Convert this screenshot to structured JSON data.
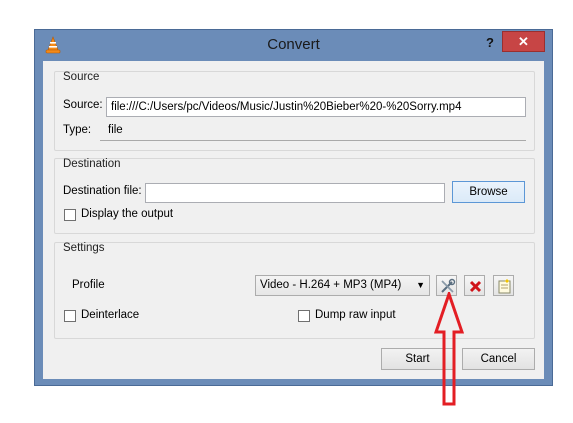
{
  "window": {
    "title": "Convert",
    "help_label": "?",
    "close_label": "✕"
  },
  "source": {
    "group_title": "Source",
    "source_label": "Source:",
    "source_value": "file:///C:/Users/pc/Videos/Music/Justin%20Bieber%20-%20Sorry.mp4",
    "type_label": "Type:",
    "type_value": "file"
  },
  "destination": {
    "group_title": "Destination",
    "file_label": "Destination file:",
    "file_value": "",
    "browse_label": "Browse",
    "display_output_label": "Display the output",
    "display_output_checked": false
  },
  "settings": {
    "group_title": "Settings",
    "profile_label": "Profile",
    "profile_selected": "Video - H.264 + MP3 (MP4)",
    "deinterlace_label": "Deinterlace",
    "deinterlace_checked": false,
    "dump_raw_label": "Dump raw input",
    "dump_raw_checked": false,
    "icons": [
      "edit-profile-icon",
      "delete-profile-icon",
      "new-profile-icon"
    ]
  },
  "buttons": {
    "start_label": "Start",
    "cancel_label": "Cancel"
  },
  "annotation": {
    "arrow_color": "#e31e24"
  },
  "colors": {
    "title_bar": "#6b8cb8",
    "close_button": "#c74545",
    "client_bg": "#f0f0f0"
  }
}
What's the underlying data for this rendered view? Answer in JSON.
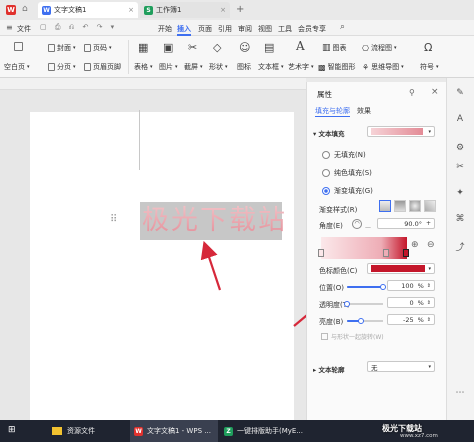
{
  "tabbar": {
    "home_icon": "home-icon",
    "tabs": [
      {
        "label": "文字文稿1",
        "icon": "wps-writer-icon"
      },
      {
        "label": "工作簿1",
        "icon": "wps-sheet-icon"
      }
    ],
    "new_tab": "+"
  },
  "menubar": {
    "file": "文件",
    "items": [
      "开始",
      "插入",
      "页面",
      "引用",
      "审阅",
      "视图",
      "工具",
      "会员专享"
    ],
    "active": "插入"
  },
  "ribbon": {
    "row1": {
      "cover": "封面",
      "pageno": "页码",
      "table": "表格",
      "image": "图片",
      "screenshot": "截屏",
      "shape": "形状",
      "icon": "图标",
      "textbox": "文本框",
      "arttext": "艺术字",
      "chart": "图表",
      "smartgraph": "智能图形",
      "flowchart": "流程图",
      "mindmap": "思维导图",
      "symbol": "符号"
    },
    "row2": {
      "blankpage": "空白页",
      "section": "分页",
      "header_footer": "页眉页脚"
    }
  },
  "document": {
    "text": "极光下载站"
  },
  "panel": {
    "title": "属性",
    "tabs": [
      "填充与轮廓",
      "效果"
    ],
    "text_fill": {
      "label": "文本填充",
      "color": "#e8a0a8"
    },
    "options": [
      {
        "label": "无填充(N)",
        "selected": false
      },
      {
        "label": "纯色填充(S)",
        "selected": false
      },
      {
        "label": "渐变填充(G)",
        "selected": true
      }
    ],
    "gradient_style_label": "渐变样式(R)",
    "angle_label": "角度(E)",
    "angle_value": "90.0",
    "angle_unit": "°",
    "stop_color_label": "色标颜色(C)",
    "stop_color": "#c4162a",
    "position": {
      "label": "位置(O)",
      "value": "100",
      "unit": "%",
      "level": 1.0
    },
    "transparency": {
      "label": "透明度(T)",
      "value": "0",
      "unit": "%",
      "level": 0.0
    },
    "brightness": {
      "label": "亮度(B)",
      "value": "-25",
      "unit": "%",
      "level": 0.38
    },
    "rotate_with_shape": "与形状一起旋转(W)",
    "text_outline": {
      "label": "文本轮廓",
      "value": "无"
    }
  },
  "taskbar": {
    "items": [
      {
        "label": "资源文件",
        "icon": "folder-icon"
      },
      {
        "label": "文字文稿1 - WPS ...",
        "icon": "wps-icon"
      },
      {
        "label": "一键排版助手(MyE...",
        "icon": "app-icon"
      }
    ],
    "watermark": "极光下载站",
    "watermark_url": "www.xz7.com"
  },
  "colors": {
    "accent": "#3e6ff0",
    "wps_red": "#e0312d",
    "sheet_green": "#1f9e5c",
    "arrow_red": "#d6283a"
  }
}
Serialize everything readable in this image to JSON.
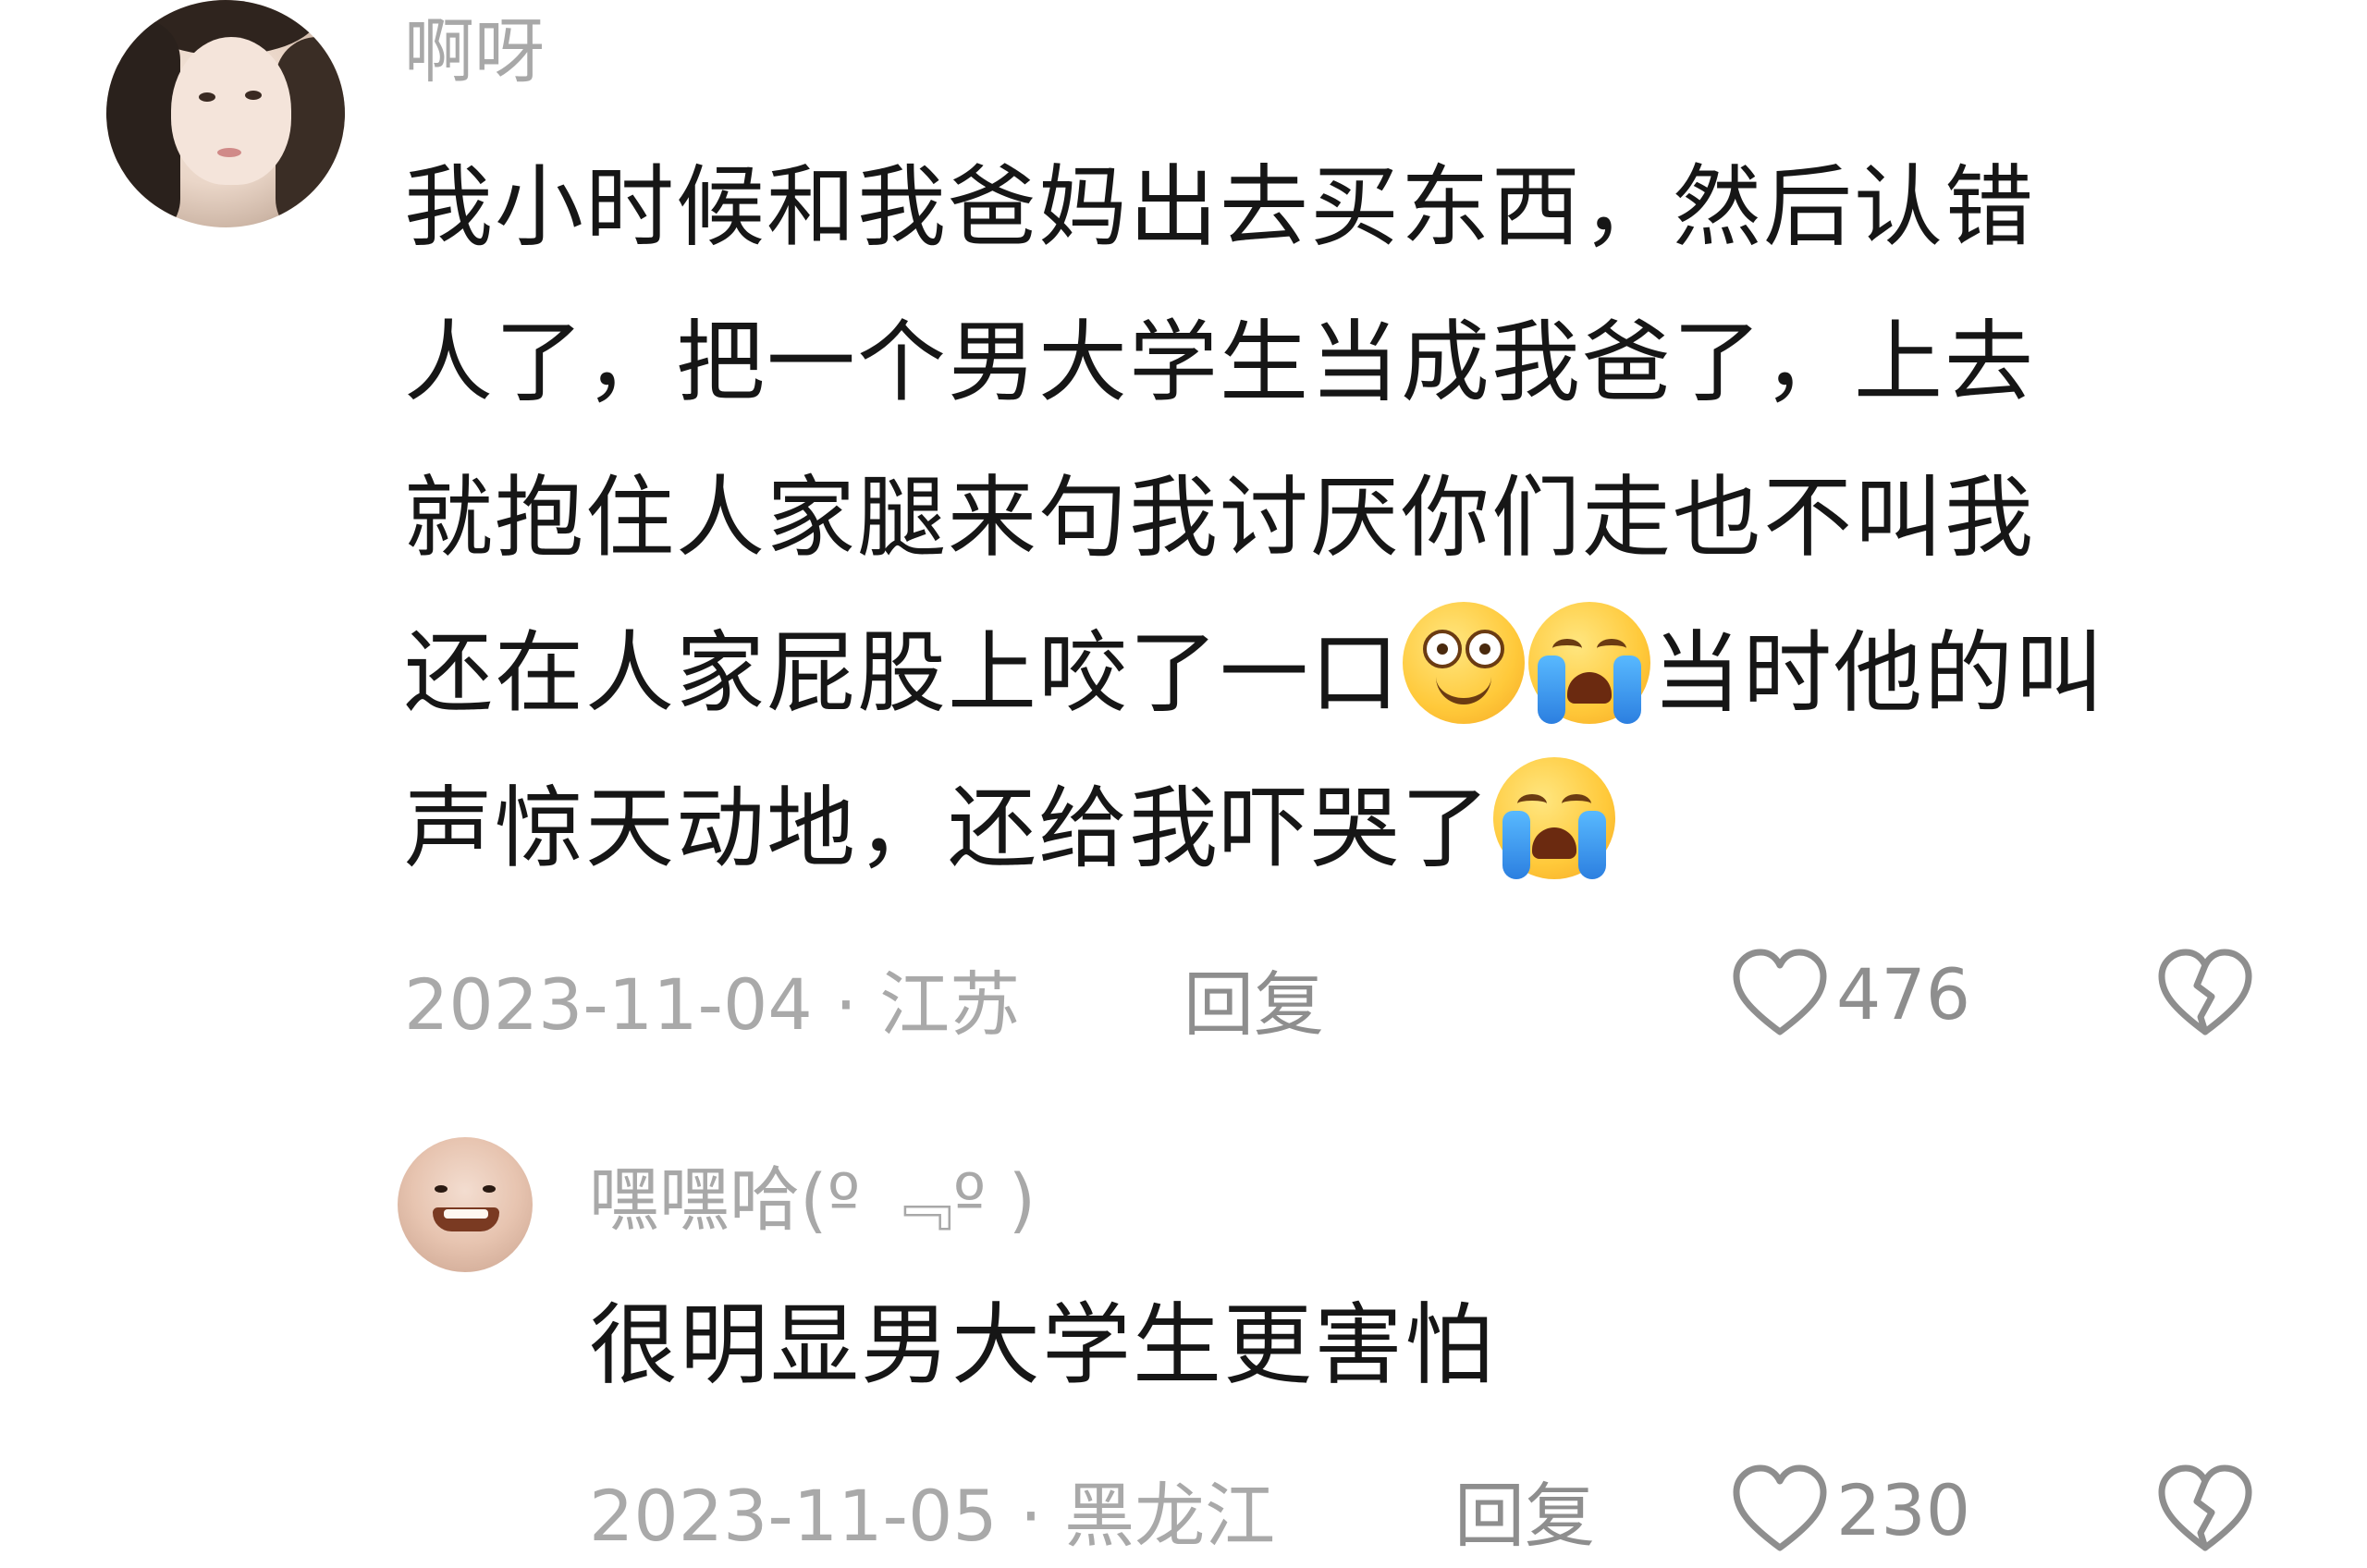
{
  "comments": {
    "main": {
      "username": "啊呀",
      "text_line1": "我小时候和我爸妈出去买东西，然后认错",
      "text_line2": "人了，把一个男大学生当成我爸了，上去",
      "text_line3": "就抱住人家腿来句我讨厌你们走也不叫我",
      "text_line4a": "还在人家屁股上咬了一口",
      "text_line4b": "当时他的叫",
      "text_line5": "声惊天动地，还给我吓哭了",
      "date_location": "2023-11-04 · 江苏",
      "reply_label": "回复",
      "like_count": "476",
      "emojis": [
        "silly-face-emoji",
        "crying-face-emoji",
        "crying-face-emoji"
      ]
    },
    "reply": {
      "username": "嘿嘿哈(º ﹃º )",
      "text": "很明显男大学生更害怕",
      "date_location": "2023-11-05 · 黑龙江",
      "reply_label": "回复",
      "like_count": "230"
    }
  },
  "icons": {
    "like": "heart-outline-icon",
    "dislike": "broken-heart-outline-icon"
  },
  "colors": {
    "text": "#161616",
    "muted": "#a9a9a9",
    "icon": "#8e8e8e",
    "background": "#ffffff"
  }
}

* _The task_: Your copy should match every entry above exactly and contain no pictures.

* _Solution_:
Convert this screenshot to structured JSON data.
{
  "window": {
    "title": "Convert",
    "help_label": "?",
    "close_label": "✕"
  },
  "source": {
    "group_title": "Source",
    "source_label": "Source:",
    "source_value": "file:///C:/Users/pc/Videos/Music/Justin%20Bieber%20-%20Sorry.mp4",
    "type_label": "Type:",
    "type_value": "file"
  },
  "destination": {
    "group_title": "Destination",
    "file_label": "Destination file:",
    "file_value": "",
    "browse_label": "Browse",
    "display_output_label": "Display the output",
    "display_output_checked": false
  },
  "settings": {
    "group_title": "Settings",
    "profile_label": "Profile",
    "profile_selected": "Video - H.264 + MP3 (MP4)",
    "deinterlace_label": "Deinterlace",
    "deinterlace_checked": false,
    "dump_raw_label": "Dump raw input",
    "dump_raw_checked": false,
    "icons": [
      "edit-profile-icon",
      "delete-profile-icon",
      "new-profile-icon"
    ]
  },
  "buttons": {
    "start_label": "Start",
    "cancel_label": "Cancel"
  },
  "annotation": {
    "arrow_color": "#e31e24"
  },
  "colors": {
    "title_bar": "#6b8cb8",
    "close_button": "#c74545",
    "client_bg": "#f0f0f0"
  }
}
What's the underlying data for this rendered view? Answer in JSON.
{
  "tabbar": {
    "home_icon": "home-icon",
    "tabs": [
      {
        "label": "文字文稿1",
        "icon": "wps-writer-icon"
      },
      {
        "label": "工作簿1",
        "icon": "wps-sheet-icon"
      }
    ],
    "new_tab": "+"
  },
  "menubar": {
    "file": "文件",
    "items": [
      "开始",
      "插入",
      "页面",
      "引用",
      "审阅",
      "视图",
      "工具",
      "会员专享"
    ],
    "active": "插入"
  },
  "ribbon": {
    "row1": {
      "cover": "封面",
      "pageno": "页码",
      "table": "表格",
      "image": "图片",
      "screenshot": "截屏",
      "shape": "形状",
      "icon": "图标",
      "textbox": "文本框",
      "arttext": "艺术字",
      "chart": "图表",
      "smartgraph": "智能图形",
      "flowchart": "流程图",
      "mindmap": "思维导图",
      "symbol": "符号"
    },
    "row2": {
      "blankpage": "空白页",
      "section": "分页",
      "header_footer": "页眉页脚"
    }
  },
  "document": {
    "text": "极光下载站"
  },
  "panel": {
    "title": "属性",
    "tabs": [
      "填充与轮廓",
      "效果"
    ],
    "text_fill": {
      "label": "文本填充",
      "color": "#e8a0a8"
    },
    "options": [
      {
        "label": "无填充(N)",
        "selected": false
      },
      {
        "label": "纯色填充(S)",
        "selected": false
      },
      {
        "label": "渐变填充(G)",
        "selected": true
      }
    ],
    "gradient_style_label": "渐变样式(R)",
    "angle_label": "角度(E)",
    "angle_value": "90.0",
    "angle_unit": "°",
    "stop_color_label": "色标颜色(C)",
    "stop_color": "#c4162a",
    "position": {
      "label": "位置(O)",
      "value": "100",
      "unit": "%",
      "level": 1.0
    },
    "transparency": {
      "label": "透明度(T)",
      "value": "0",
      "unit": "%",
      "level": 0.0
    },
    "brightness": {
      "label": "亮度(B)",
      "value": "-25",
      "unit": "%",
      "level": 0.38
    },
    "rotate_with_shape": "与形状一起旋转(W)",
    "text_outline": {
      "label": "文本轮廓",
      "value": "无"
    }
  },
  "taskbar": {
    "items": [
      {
        "label": "资源文件",
        "icon": "folder-icon"
      },
      {
        "label": "文字文稿1 - WPS ...",
        "icon": "wps-icon"
      },
      {
        "label": "一键排版助手(MyE...",
        "icon": "app-icon"
      }
    ],
    "watermark": "极光下载站",
    "watermark_url": "www.xz7.com"
  },
  "colors": {
    "accent": "#3e6ff0",
    "wps_red": "#e0312d",
    "sheet_green": "#1f9e5c",
    "arrow_red": "#d6283a"
  }
}
Serialize everything readable in this image to JSON.
{
  "comments": {
    "main": {
      "username": "啊呀",
      "text_line1": "我小时候和我爸妈出去买东西，然后认错",
      "text_line2": "人了，把一个男大学生当成我爸了，上去",
      "text_line3": "就抱住人家腿来句我讨厌你们走也不叫我",
      "text_line4a": "还在人家屁股上咬了一口",
      "text_line4b": "当时他的叫",
      "text_line5": "声惊天动地，还给我吓哭了",
      "date_location": "2023-11-04 · 江苏",
      "reply_label": "回复",
      "like_count": "476",
      "emojis": [
        "silly-face-emoji",
        "crying-face-emoji",
        "crying-face-emoji"
      ]
    },
    "reply": {
      "username": "嘿嘿哈(º ﹃º )",
      "text": "很明显男大学生更害怕",
      "date_location": "2023-11-05 · 黑龙江",
      "reply_label": "回复",
      "like_count": "230"
    }
  },
  "icons": {
    "like": "heart-outline-icon",
    "dislike": "broken-heart-outline-icon"
  },
  "colors": {
    "text": "#161616",
    "muted": "#a9a9a9",
    "icon": "#8e8e8e",
    "background": "#ffffff"
  }
}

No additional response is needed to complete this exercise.